Also some of the agencies entrusted with the task of implementation are in various stages of inaction!
There is also other aspects of the lack of clarity or lack of commitment to further close the loopholes of corruption. The PM has been talking of reforming the political state, making the electoral funding accountable.
There is delay for obvious reasons. Unless we reform the electoral funding, there will be political corruption of a very mind-boggling scale and banning the high value notes might not impact much of our past habits.
So too the black money and counterfeit currency in funding terrorism. So, we like to say, sadly, that instead of doing these obvious corrections we seem to be trying to convert the Indian masses to digital payment practices.
As many editorials in the new media noted that to rid the political system of corruption at the roots, digitise funding of political parties and make it cashless! Can’t this be done by the PM who is relentless in calling all the other sections of society to do the same?

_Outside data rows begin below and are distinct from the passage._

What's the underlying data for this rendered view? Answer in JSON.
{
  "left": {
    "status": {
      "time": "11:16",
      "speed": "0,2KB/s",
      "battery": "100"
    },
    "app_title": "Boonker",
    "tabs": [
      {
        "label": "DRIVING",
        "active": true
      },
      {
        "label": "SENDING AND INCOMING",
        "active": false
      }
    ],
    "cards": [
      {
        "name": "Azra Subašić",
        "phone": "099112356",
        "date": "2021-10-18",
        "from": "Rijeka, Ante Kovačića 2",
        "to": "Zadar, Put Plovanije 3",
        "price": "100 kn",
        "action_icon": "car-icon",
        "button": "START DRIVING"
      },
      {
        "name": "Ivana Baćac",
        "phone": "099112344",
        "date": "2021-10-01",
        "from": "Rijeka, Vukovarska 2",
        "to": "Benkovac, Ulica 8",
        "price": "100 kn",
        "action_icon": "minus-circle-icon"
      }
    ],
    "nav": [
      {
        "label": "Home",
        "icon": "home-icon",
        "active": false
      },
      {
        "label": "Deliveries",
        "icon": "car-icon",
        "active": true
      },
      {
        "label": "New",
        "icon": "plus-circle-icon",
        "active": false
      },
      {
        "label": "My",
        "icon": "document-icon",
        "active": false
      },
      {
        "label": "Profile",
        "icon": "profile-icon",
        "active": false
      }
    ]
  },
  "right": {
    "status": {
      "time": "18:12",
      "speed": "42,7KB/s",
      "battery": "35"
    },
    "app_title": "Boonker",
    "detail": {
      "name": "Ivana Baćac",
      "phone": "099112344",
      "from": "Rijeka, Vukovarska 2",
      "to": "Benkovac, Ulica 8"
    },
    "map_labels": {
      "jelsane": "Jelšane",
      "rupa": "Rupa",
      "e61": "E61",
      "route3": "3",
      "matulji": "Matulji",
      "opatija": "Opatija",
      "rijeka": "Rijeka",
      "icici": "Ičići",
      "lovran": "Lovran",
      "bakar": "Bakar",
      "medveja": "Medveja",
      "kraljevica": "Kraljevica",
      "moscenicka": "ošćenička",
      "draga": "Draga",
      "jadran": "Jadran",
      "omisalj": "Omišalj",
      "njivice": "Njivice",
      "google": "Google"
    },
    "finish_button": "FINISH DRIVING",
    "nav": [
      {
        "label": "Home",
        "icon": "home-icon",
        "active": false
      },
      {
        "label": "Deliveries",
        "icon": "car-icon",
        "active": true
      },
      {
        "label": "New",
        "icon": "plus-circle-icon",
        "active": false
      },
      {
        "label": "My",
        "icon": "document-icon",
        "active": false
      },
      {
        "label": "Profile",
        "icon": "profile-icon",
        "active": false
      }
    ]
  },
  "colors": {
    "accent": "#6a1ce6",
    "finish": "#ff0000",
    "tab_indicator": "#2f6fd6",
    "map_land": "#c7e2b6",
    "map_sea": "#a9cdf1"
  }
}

So, it looks the government’s obsession with converting a traditional economy accustomed to cash to a digital mode is a bit premature, it seems. There is as per the experts a portion of black money hoarded in cash. Most of that has now entered the banking system in the form of deposits made with demonetised banknotes. So, a new currency normalcy could be achieved with a circulation of currency level of around Rs.Two Lakh Crore below the pre-demonetisation level of circulation. The existing restrictions on cash withdrawals from banks and ATMs that has led to sharp decrease in the availability of cash in the economy has surely led to a slowdown and that would impact on the economic growth.
On another level, there are other issues too about the cash levels at the rural co-operative banks; the decrease in lending through them has also affected the farmers, small businesses and also the poorer sections. On the political level
Also, at the other level of political impact the public perception so far, fortunately, is positive for the government.
That also for the simple reason that the Opposition parties, in particular, the Congress led by Rahul Gandhi is in an inchoate state. Mr.Gandhi as of now has managed to have only the image of a disruptor of Parliament. Not a unifier of the Opposition parties. May be that distinction goes for the other leader, Mamata Banerjee of the Trinamool Congress. As for the the PM’s image, as a doer of good for the country is luckily intact.
This is the saving grace, so to say.
So, let us hope the PM is able weather the present ticklish state of affairs and he manages to come out of the present situation quite undamaged. You see politics too is rather unpredictable.
And the economy also picks up steam so to say to get back to its inherent strengths and the growth rate accelerates.